#### What is required
Find every line in the records below that contains "icon", and copy it.

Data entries
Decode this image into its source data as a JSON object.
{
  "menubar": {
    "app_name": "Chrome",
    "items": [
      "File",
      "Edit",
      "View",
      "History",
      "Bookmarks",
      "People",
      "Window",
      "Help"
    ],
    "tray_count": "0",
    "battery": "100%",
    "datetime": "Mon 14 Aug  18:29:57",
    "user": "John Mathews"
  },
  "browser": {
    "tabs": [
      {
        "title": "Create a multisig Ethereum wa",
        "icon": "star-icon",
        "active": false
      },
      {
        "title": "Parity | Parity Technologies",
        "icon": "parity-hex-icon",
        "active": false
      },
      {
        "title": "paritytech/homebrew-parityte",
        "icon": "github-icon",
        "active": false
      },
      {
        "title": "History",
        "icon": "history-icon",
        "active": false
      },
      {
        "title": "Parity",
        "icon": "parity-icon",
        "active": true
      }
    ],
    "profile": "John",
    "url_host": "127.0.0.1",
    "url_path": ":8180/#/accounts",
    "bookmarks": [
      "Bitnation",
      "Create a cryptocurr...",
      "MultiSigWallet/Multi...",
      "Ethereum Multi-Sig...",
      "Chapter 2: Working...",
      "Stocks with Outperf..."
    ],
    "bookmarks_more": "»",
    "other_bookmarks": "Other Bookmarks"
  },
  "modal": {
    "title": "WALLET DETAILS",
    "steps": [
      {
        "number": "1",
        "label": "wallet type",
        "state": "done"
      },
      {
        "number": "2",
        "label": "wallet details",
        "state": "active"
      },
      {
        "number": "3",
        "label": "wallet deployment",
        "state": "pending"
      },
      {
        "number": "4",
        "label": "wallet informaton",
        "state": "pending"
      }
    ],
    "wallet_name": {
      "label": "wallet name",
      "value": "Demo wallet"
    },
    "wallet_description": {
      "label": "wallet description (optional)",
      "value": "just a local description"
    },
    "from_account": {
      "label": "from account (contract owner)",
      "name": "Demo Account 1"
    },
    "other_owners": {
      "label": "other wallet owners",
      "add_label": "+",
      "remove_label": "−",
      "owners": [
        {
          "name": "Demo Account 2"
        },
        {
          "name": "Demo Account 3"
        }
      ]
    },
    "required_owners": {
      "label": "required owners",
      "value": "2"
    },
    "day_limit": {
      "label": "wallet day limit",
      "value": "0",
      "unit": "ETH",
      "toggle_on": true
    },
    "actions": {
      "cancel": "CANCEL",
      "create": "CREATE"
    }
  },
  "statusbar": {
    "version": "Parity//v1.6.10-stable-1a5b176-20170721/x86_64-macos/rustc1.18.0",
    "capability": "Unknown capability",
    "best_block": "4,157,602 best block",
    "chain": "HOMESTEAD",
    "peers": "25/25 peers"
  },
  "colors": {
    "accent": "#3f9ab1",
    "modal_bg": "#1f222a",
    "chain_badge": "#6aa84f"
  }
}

#### Final answer
        "icon": "star-icon",
        "icon": "parity-hex-icon",
        "icon": "github-icon",
        "icon": "history-icon",
        "icon": "parity-icon",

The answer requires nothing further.